- [REQUIRED ACTION]:
Could you copy the records below exactly, leaving out any pictures they include?

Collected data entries
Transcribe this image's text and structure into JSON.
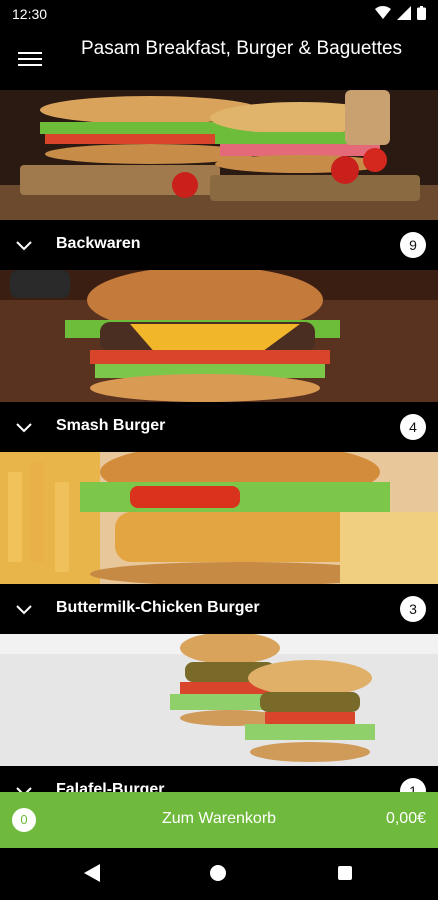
{
  "status": {
    "time": "12:30"
  },
  "header": {
    "title": "Pasam Breakfast, Burger & Baguettes"
  },
  "categories": [
    {
      "label": "Backwaren",
      "count": "9"
    },
    {
      "label": "Smash Burger",
      "count": "4"
    },
    {
      "label": "Buttermilk-Chicken Burger",
      "count": "3"
    },
    {
      "label": "Falafel-Burger",
      "count": "1"
    }
  ],
  "cart": {
    "count": "0",
    "label": "Zum Warenkorb",
    "total": "0,00€"
  },
  "colors": {
    "accent": "#6fba3d",
    "background": "#000000"
  }
}
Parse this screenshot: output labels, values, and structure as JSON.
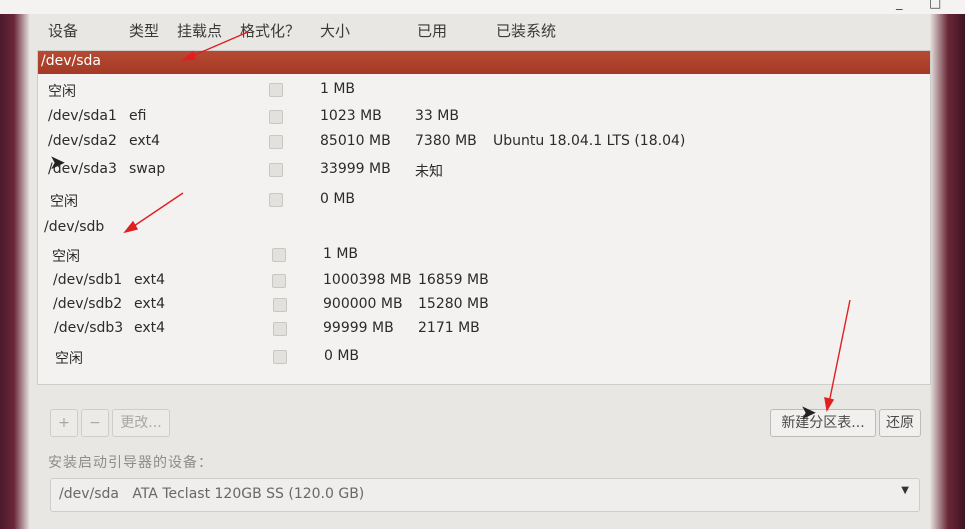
{
  "window": {
    "minimize_glyph": "_",
    "close_glyph": "□"
  },
  "columns": {
    "device": "设备",
    "type": "类型",
    "mount": "挂载点",
    "format": "格式化？",
    "size": "大小",
    "used": "已用",
    "installed": "已装系统"
  },
  "rows": [
    {
      "device": "/dev/sda",
      "type": "",
      "size": "",
      "used": "",
      "system": "",
      "selected": true,
      "has_check": false
    },
    {
      "device": "空闲",
      "type": "",
      "size": "1 MB",
      "used": "",
      "system": "",
      "has_check": true
    },
    {
      "device": "/dev/sda1",
      "type": "efi",
      "size": "1023 MB",
      "used": "33 MB",
      "system": "",
      "has_check": true
    },
    {
      "device": "/dev/sda2",
      "type": "ext4",
      "size": "85010 MB",
      "used": "7380 MB",
      "system": "Ubuntu 18.04.1 LTS (18.04)",
      "has_check": true
    },
    {
      "device": "/dev/sda3",
      "type": "swap",
      "size": "33999 MB",
      "used": "未知",
      "system": "",
      "has_check": true
    },
    {
      "device": "空闲",
      "type": "",
      "size": "0 MB",
      "used": "",
      "system": "",
      "has_check": true
    },
    {
      "device": "/dev/sdb",
      "type": "",
      "size": "",
      "used": "",
      "system": "",
      "has_check": false
    },
    {
      "device": "空闲",
      "type": "",
      "size": "1 MB",
      "used": "",
      "system": "",
      "has_check": true
    },
    {
      "device": "/dev/sdb1",
      "type": "ext4",
      "size": "1000398 MB",
      "used": "16859 MB",
      "system": "",
      "has_check": true
    },
    {
      "device": "/dev/sdb2",
      "type": "ext4",
      "size": "900000 MB",
      "used": "15280 MB",
      "system": "",
      "has_check": true
    },
    {
      "device": "/dev/sdb3",
      "type": "ext4",
      "size": "99999 MB",
      "used": "2171 MB",
      "system": "",
      "has_check": true
    },
    {
      "device": "空闲",
      "type": "",
      "size": "0 MB",
      "used": "",
      "system": "",
      "has_check": true
    }
  ],
  "toolbar": {
    "add": "+",
    "remove": "−",
    "change": "更改...",
    "new_table": "新建分区表...",
    "revert": "还原"
  },
  "bootloader": {
    "label": "安装启动引导器的设备：",
    "device": "/dev/sda",
    "description": "ATA Teclast 120GB SS (120.0 GB)",
    "arrow": "▼"
  },
  "colors": {
    "selected_row": "#a93f2a",
    "annotation_arrow": "#e02020"
  }
}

- [OUTPUT OF THE TASK]:
Transcribe this image's text and structure into JSON.
{
  "status": {
    "time": "12:30"
  },
  "header": {
    "title": "Pasam Breakfast, Burger & Baguettes"
  },
  "categories": [
    {
      "label": "Backwaren",
      "count": "9"
    },
    {
      "label": "Smash Burger",
      "count": "4"
    },
    {
      "label": "Buttermilk-Chicken Burger",
      "count": "3"
    },
    {
      "label": "Falafel-Burger",
      "count": "1"
    }
  ],
  "cart": {
    "count": "0",
    "label": "Zum Warenkorb",
    "total": "0,00€"
  },
  "colors": {
    "accent": "#6fba3d",
    "background": "#000000"
  }
}
Parse this screenshot: output labels, values, and structure as JSON.
{
  "window": {
    "minimize_glyph": "_",
    "close_glyph": "□"
  },
  "columns": {
    "device": "设备",
    "type": "类型",
    "mount": "挂载点",
    "format": "格式化？",
    "size": "大小",
    "used": "已用",
    "installed": "已装系统"
  },
  "rows": [
    {
      "device": "/dev/sda",
      "type": "",
      "size": "",
      "used": "",
      "system": "",
      "selected": true,
      "has_check": false
    },
    {
      "device": "空闲",
      "type": "",
      "size": "1 MB",
      "used": "",
      "system": "",
      "has_check": true
    },
    {
      "device": "/dev/sda1",
      "type": "efi",
      "size": "1023 MB",
      "used": "33 MB",
      "system": "",
      "has_check": true
    },
    {
      "device": "/dev/sda2",
      "type": "ext4",
      "size": "85010 MB",
      "used": "7380 MB",
      "system": "Ubuntu 18.04.1 LTS (18.04)",
      "has_check": true
    },
    {
      "device": "/dev/sda3",
      "type": "swap",
      "size": "33999 MB",
      "used": "未知",
      "system": "",
      "has_check": true
    },
    {
      "device": "空闲",
      "type": "",
      "size": "0 MB",
      "used": "",
      "system": "",
      "has_check": true
    },
    {
      "device": "/dev/sdb",
      "type": "",
      "size": "",
      "used": "",
      "system": "",
      "has_check": false
    },
    {
      "device": "空闲",
      "type": "",
      "size": "1 MB",
      "used": "",
      "system": "",
      "has_check": true
    },
    {
      "device": "/dev/sdb1",
      "type": "ext4",
      "size": "1000398 MB",
      "used": "16859 MB",
      "system": "",
      "has_check": true
    },
    {
      "device": "/dev/sdb2",
      "type": "ext4",
      "size": "900000 MB",
      "used": "15280 MB",
      "system": "",
      "has_check": true
    },
    {
      "device": "/dev/sdb3",
      "type": "ext4",
      "size": "99999 MB",
      "used": "2171 MB",
      "system": "",
      "has_check": true
    },
    {
      "device": "空闲",
      "type": "",
      "size": "0 MB",
      "used": "",
      "system": "",
      "has_check": true
    }
  ],
  "toolbar": {
    "add": "+",
    "remove": "−",
    "change": "更改...",
    "new_table": "新建分区表...",
    "revert": "还原"
  },
  "bootloader": {
    "label": "安装启动引导器的设备：",
    "device": "/dev/sda",
    "description": "ATA Teclast 120GB SS (120.0 GB)",
    "arrow": "▼"
  },
  "colors": {
    "selected_row": "#a93f2a",
    "annotation_arrow": "#e02020"
  }
}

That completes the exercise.